In the data below, how many lines contain the word "this"? Answer with the number alone.
•••••
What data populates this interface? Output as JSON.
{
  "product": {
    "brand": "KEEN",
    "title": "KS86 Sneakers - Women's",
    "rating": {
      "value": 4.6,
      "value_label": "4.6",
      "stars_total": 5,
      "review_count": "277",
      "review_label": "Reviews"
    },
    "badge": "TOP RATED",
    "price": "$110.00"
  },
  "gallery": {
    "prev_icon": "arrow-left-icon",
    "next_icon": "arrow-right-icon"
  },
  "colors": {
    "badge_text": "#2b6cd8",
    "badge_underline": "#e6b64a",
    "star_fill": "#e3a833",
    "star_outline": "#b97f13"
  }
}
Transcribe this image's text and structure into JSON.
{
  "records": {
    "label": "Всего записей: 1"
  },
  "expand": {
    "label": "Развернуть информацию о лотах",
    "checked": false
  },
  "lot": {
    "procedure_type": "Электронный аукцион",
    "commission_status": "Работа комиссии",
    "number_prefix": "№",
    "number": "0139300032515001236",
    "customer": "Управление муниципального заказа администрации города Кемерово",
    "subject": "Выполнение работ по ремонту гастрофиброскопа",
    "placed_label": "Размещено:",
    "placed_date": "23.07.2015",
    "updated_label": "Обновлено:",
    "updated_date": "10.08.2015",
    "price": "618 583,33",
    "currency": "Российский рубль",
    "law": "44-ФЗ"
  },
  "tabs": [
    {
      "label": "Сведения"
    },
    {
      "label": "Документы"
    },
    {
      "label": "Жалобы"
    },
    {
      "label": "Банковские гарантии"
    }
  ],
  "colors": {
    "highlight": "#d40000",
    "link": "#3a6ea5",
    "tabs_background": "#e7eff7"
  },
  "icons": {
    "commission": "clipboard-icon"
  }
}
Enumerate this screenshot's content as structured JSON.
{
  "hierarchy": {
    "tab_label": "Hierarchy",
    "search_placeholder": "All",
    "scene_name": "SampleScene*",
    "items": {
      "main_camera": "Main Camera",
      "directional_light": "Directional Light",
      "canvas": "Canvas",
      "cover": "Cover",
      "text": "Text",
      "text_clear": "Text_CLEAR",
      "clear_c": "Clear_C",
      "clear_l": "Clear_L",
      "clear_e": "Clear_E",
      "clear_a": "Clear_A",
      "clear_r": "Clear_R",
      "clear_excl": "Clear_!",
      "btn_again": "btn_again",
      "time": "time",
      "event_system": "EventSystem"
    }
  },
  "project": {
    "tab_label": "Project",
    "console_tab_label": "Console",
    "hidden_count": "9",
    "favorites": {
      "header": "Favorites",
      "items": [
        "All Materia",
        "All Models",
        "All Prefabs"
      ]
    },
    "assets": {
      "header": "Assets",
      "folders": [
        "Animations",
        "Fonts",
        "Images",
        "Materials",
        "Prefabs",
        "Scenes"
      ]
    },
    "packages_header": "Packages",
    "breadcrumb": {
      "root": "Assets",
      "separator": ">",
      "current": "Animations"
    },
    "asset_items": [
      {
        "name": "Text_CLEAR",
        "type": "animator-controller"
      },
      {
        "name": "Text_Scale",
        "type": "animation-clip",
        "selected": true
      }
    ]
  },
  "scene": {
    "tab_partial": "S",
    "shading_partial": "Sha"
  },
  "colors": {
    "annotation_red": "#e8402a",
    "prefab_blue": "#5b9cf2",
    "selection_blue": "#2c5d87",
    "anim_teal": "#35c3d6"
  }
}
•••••
**RESULT BELOW**
3